The advice of the Pope to his bishops a few years ago not to allow the staging of public concerts in their churches was the latest in a long line of attempts to preserve the sanctity of these buildings.
All such attempts have originated in the belief that evil has in one form or another invaded the premises: in the case of not dancing in the graveyards it had to do with witchcraft, in the case of singing polyphony or playing instruments other than the organ it had to do with base sensuality, in this case of concerts it has to do with . money and trading.
Apparently the incident which triggered the Pope off was a pop concert with a pay- ing audience of thousands and a budget of millions; but a principle is a principle and every type of music was implicated so that, for instance, in this year of Mozart a per- formance of the Requiem or the C minor Mass may not take place in a Catholic church if the artists are being remunerated or the audience is paying to attend.
The strict application of this ruling has resulted in some highly imaginative circum- ventions of it, to the extent that, as with the stipulation about old instruments and polyphony, it looks as though habit, conve- nience and self-interest may yet triumph over an ideal.
Quite quickly the ban in its original form came only to be applied in Italy. In Ameri- ca I recall that after the Pope's letter was first sent round many earnest discussions took place and concerts were cancelled or moved in the fullest glare of publicity.
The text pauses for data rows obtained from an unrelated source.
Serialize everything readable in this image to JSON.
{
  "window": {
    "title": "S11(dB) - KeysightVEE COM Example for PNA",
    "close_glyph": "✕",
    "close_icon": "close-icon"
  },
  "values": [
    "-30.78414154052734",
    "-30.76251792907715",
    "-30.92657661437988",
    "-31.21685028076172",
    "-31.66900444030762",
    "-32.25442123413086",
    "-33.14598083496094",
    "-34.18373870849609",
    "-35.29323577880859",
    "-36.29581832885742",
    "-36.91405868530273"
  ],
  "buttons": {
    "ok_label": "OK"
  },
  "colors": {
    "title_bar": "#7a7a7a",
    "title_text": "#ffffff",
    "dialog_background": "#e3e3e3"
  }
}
The church authorities soon came to calculate how much they themselves were losing (churches in America being the most expensive in the world to hire) and after a month or two no more was heard about it. This is not what I mean by imaginative cir- cumvention: the straightforward argument was advanced that the welfare programmes of these churches, especially in New York, would suffer badly and that this was just as much against the spirit of Christ's teaching as paying people what it costs to put on a decent concert.
In those places which traditionally have ignored the Pope wherever possible, like France and Venice, there was never very much question of obeying this inconvenient instruction. The filming of John Eliot Gar- diner's Monteverdi Vespers, for example, proceeded without hindrance, at least on this count, in St Mark's Venice and I have it on good authority that everyone was rewarded for their efforts. I recently attended a concert in St Severin in Paris where a great deal more than tickets to the event was on sale.
In the old Eastern bloc countries, and I suspect also in South America, the problem doesn't really arise since audiences tend to be too poor to be able to make a useful contribution towards covering the costs, so that traditionally they have been admitted free of charge. For a concert to take place at all in these countries the expenses have to be paid by the government or some other local philanthropic organisation with access to hard currency.
But the Italians have been trying to put into practice something of what the Holy Father wanted, even if the dodges have become so well-established that it is now becoming hard to remember exactly what the reasons for that original call to disci- pline were.
For example, if money should not change hands within the building — the sensitive place for it to happen — then arrange for tickets to be sold elsewhere in advance, or better still, collect revenue from the sale of tickets for a whole series of concerts most of which will take place in a concert hall. If the artists cannot be paid specifically for performing in a church, then let someone else pay them some other time, preferably by banker's draft. Under this heading comes the incongruous fact that the spon- sor may be a bank and in some countries, where the law requires them to support the arts, a casino.
One can see the wisdom of not compro- mising the priest by being over-specific. How he copes with the question of a con- tribution to the church's funds must be very delicate. If a certain austerity has seemed to creep into the selection of music which may be heard in church of an evening, in fact pop concerts were rarely staged in such surroundings for obvious reasons. The Pope was unlucky.
I hope this ban will be lifted. Churches normally make dreadful concert venues in every detail except one: that they help any kind of sacred music, and some other repertories too, to come alive. Whenever I have to join a queue which trails round the block for the single antique lavatory, or whenever the sacristan has got the key to it and cannot be found, or whenever I find a spider inside my jacket just after the start of the first item, I look to the east end, hear the beautiful acoustics which most churches naturally have and know I would rather not be in a modern, concrete con- cert hall.
I also know that as often as not a part of the audience around me would not have heard the concert at all if it had been held anywhere else, since they tend to find con- cert halls, like museums, irrelevant and for- bidding, whereas they feel at ease in their church.